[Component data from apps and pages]

::::

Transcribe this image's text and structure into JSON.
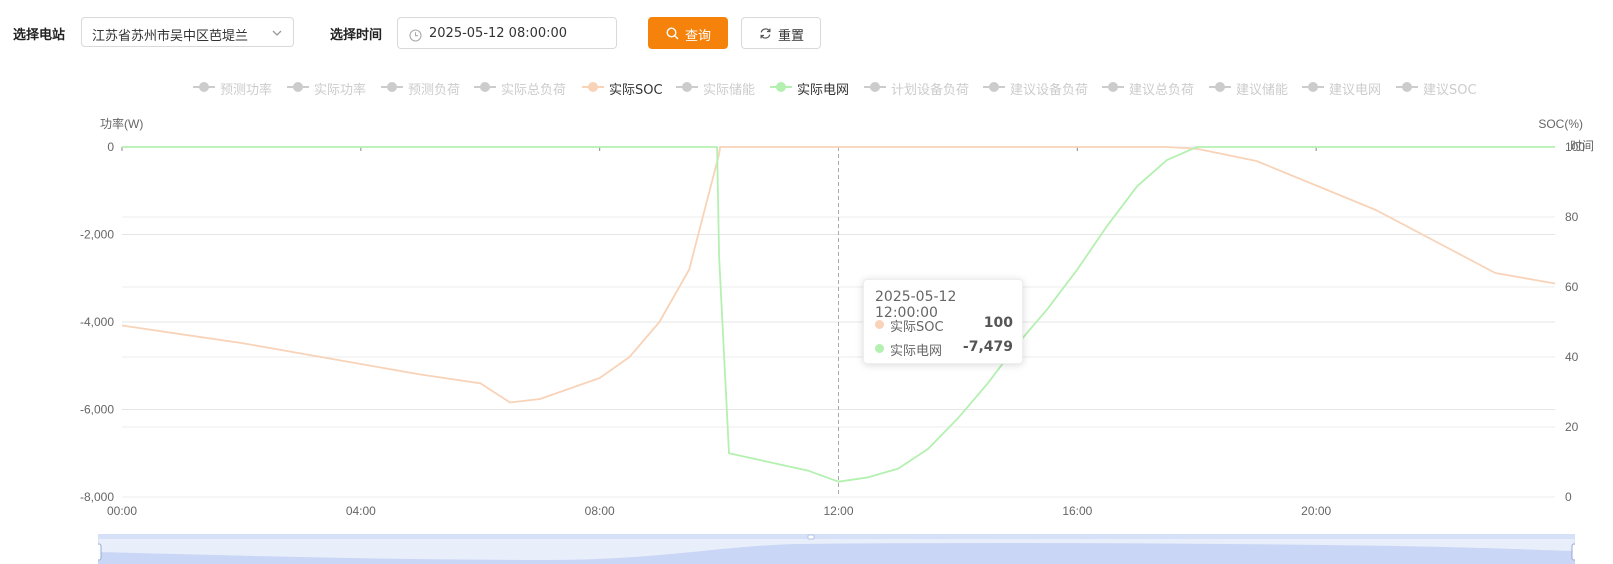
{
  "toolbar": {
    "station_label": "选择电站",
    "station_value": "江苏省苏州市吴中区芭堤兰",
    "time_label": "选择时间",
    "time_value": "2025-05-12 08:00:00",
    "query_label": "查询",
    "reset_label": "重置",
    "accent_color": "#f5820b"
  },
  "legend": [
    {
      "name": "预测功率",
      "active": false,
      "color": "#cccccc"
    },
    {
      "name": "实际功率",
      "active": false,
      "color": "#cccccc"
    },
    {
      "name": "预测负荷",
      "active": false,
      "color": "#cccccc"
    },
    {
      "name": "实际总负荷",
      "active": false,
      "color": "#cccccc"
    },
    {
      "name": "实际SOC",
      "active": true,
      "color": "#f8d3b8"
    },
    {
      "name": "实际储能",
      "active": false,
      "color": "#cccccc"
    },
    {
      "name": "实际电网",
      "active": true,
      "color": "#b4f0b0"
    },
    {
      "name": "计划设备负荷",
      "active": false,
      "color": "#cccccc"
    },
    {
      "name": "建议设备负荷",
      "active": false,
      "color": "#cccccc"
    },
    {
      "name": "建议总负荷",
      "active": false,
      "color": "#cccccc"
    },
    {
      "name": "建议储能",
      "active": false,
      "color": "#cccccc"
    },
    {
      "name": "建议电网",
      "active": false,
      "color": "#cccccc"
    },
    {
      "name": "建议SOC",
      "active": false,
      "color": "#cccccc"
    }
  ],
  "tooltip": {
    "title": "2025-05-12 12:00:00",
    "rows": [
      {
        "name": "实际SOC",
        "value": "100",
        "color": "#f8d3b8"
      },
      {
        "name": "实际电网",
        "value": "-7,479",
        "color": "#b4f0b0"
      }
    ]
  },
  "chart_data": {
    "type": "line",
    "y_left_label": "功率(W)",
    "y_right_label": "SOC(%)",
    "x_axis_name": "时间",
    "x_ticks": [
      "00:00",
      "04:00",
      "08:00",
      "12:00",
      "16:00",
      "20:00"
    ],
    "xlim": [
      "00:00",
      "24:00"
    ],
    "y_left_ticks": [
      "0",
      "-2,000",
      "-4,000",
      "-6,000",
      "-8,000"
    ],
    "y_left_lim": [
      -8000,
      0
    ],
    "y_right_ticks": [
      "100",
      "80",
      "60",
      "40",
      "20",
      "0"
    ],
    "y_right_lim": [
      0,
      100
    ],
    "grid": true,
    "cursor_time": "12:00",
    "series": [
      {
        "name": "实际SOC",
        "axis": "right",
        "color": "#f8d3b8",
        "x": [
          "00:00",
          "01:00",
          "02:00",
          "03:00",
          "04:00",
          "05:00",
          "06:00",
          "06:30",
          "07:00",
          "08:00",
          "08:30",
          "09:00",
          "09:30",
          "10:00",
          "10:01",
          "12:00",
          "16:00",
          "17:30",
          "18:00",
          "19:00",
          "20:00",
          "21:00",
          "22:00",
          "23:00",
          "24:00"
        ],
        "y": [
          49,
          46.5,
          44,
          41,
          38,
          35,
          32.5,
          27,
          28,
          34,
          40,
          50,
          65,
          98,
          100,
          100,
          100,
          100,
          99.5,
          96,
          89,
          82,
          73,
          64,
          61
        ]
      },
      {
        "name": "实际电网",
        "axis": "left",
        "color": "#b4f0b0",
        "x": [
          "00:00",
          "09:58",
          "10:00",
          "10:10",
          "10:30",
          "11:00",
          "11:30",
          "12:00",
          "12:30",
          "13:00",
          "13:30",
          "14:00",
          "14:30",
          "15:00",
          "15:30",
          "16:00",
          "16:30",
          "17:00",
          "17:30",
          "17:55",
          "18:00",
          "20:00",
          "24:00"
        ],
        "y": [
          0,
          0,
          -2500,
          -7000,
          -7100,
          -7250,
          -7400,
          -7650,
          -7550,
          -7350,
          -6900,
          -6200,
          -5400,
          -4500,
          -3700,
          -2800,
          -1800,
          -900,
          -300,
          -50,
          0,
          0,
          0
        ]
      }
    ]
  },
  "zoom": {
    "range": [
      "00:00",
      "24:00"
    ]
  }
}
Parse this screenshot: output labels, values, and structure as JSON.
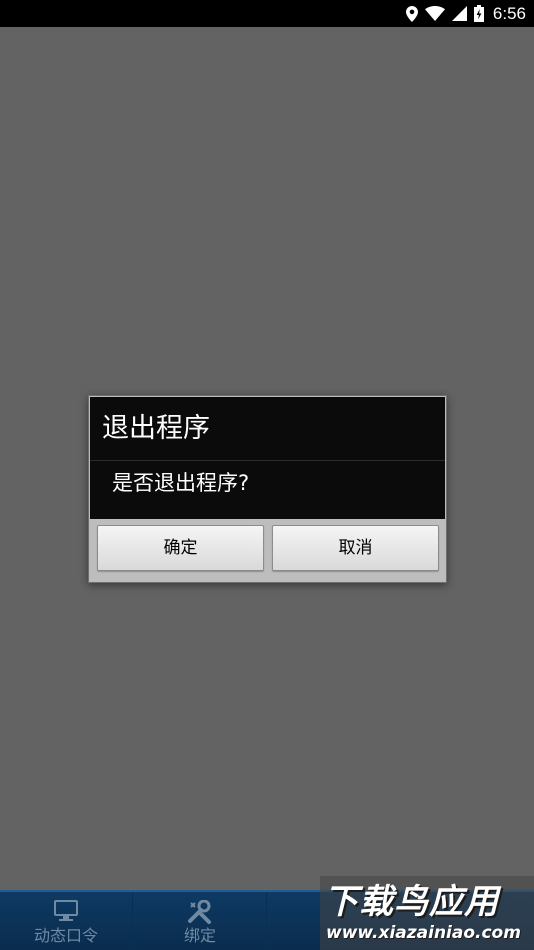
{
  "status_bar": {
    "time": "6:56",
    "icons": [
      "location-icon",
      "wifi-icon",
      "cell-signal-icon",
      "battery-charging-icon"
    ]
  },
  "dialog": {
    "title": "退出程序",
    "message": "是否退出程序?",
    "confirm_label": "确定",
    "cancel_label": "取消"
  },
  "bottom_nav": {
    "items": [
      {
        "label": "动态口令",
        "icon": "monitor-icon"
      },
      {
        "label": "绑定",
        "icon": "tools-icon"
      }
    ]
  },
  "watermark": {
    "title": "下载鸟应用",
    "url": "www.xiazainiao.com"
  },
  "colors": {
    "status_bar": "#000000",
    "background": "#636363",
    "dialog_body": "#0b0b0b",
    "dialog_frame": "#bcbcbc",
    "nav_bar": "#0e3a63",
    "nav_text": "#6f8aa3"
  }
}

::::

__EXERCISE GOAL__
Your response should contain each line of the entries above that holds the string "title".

__SOLUTION TO THIS EXERCISE__
    "title": "2025-05-12 12:00:00",
    "title": "退出程序",
    "title": "下载鸟应用",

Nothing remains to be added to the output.